=== Records shown ===

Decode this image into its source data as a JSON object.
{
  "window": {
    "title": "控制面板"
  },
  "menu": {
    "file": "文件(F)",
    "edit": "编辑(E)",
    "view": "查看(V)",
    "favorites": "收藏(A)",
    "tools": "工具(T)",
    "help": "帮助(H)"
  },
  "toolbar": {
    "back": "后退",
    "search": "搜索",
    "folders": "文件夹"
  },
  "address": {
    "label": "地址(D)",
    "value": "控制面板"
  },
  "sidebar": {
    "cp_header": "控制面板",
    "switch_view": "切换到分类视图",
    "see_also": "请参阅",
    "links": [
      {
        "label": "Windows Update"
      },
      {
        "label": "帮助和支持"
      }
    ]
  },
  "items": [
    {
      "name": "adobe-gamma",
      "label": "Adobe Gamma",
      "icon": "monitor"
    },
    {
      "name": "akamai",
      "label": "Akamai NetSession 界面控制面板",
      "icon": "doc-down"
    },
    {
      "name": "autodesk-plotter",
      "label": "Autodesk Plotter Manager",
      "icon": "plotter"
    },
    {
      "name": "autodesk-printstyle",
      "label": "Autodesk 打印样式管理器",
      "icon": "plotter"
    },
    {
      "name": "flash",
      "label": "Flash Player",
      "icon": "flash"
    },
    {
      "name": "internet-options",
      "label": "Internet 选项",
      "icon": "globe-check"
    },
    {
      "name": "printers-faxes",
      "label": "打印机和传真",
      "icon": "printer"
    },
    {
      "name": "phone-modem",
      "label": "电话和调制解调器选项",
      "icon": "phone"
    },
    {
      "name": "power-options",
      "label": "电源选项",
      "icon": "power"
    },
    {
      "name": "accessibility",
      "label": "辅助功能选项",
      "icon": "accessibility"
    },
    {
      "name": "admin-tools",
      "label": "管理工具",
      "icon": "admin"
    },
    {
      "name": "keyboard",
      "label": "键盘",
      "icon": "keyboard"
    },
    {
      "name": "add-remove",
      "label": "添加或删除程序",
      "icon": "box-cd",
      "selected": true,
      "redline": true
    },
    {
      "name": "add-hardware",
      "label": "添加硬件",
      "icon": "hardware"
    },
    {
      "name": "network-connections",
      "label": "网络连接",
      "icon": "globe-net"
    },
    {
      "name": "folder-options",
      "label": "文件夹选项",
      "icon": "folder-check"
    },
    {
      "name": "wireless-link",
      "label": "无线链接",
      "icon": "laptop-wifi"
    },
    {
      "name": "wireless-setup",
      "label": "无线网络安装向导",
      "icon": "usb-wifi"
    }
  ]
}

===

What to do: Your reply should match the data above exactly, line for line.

Completed exercise:
Decode this image into its source data as a JSON object.
{
  "window": {
    "title": "控制面板"
  },
  "menu": {
    "file": "文件(F)",
    "edit": "编辑(E)",
    "view": "查看(V)",
    "favorites": "收藏(A)",
    "tools": "工具(T)",
    "help": "帮助(H)"
  },
  "toolbar": {
    "back": "后退",
    "search": "搜索",
    "folders": "文件夹"
  },
  "address": {
    "label": "地址(D)",
    "value": "控制面板"
  },
  "sidebar": {
    "cp_header": "控制面板",
    "switch_view": "切换到分类视图",
    "see_also": "请参阅",
    "links": [
      {
        "label": "Windows Update"
      },
      {
        "label": "帮助和支持"
      }
    ]
  },
  "items": [
    {
      "name": "adobe-gamma",
      "label": "Adobe Gamma",
      "icon": "monitor"
    },
    {
      "name": "akamai",
      "label": "Akamai NetSession 界面控制面板",
      "icon": "doc-down"
    },
    {
      "name": "autodesk-plotter",
      "label": "Autodesk Plotter Manager",
      "icon": "plotter"
    },
    {
      "name": "autodesk-printstyle",
      "label": "Autodesk 打印样式管理器",
      "icon": "plotter"
    },
    {
      "name": "flash",
      "label": "Flash Player",
      "icon": "flash"
    },
    {
      "name": "internet-options",
      "label": "Internet 选项",
      "icon": "globe-check"
    },
    {
      "name": "printers-faxes",
      "label": "打印机和传真",
      "icon": "printer"
    },
    {
      "name": "phone-modem",
      "label": "电话和调制解调器选项",
      "icon": "phone"
    },
    {
      "name": "power-options",
      "label": "电源选项",
      "icon": "power"
    },
    {
      "name": "accessibility",
      "label": "辅助功能选项",
      "icon": "accessibility"
    },
    {
      "name": "admin-tools",
      "label": "管理工具",
      "icon": "admin"
    },
    {
      "name": "keyboard",
      "label": "键盘",
      "icon": "keyboard"
    },
    {
      "name": "add-remove",
      "label": "添加或删除程序",
      "icon": "box-cd",
      "selected": true,
      "redline": true
    },
    {
      "name": "add-hardware",
      "label": "添加硬件",
      "icon": "hardware"
    },
    {
      "name": "network-connections",
      "label": "网络连接",
      "icon": "globe-net"
    },
    {
      "name": "folder-options",
      "label": "文件夹选项",
      "icon": "folder-check"
    },
    {
      "name": "wireless-link",
      "label": "无线链接",
      "icon": "laptop-wifi"
    },
    {
      "name": "wireless-setup",
      "label": "无线网络安装向导",
      "icon": "usb-wifi"
    }
  ]
}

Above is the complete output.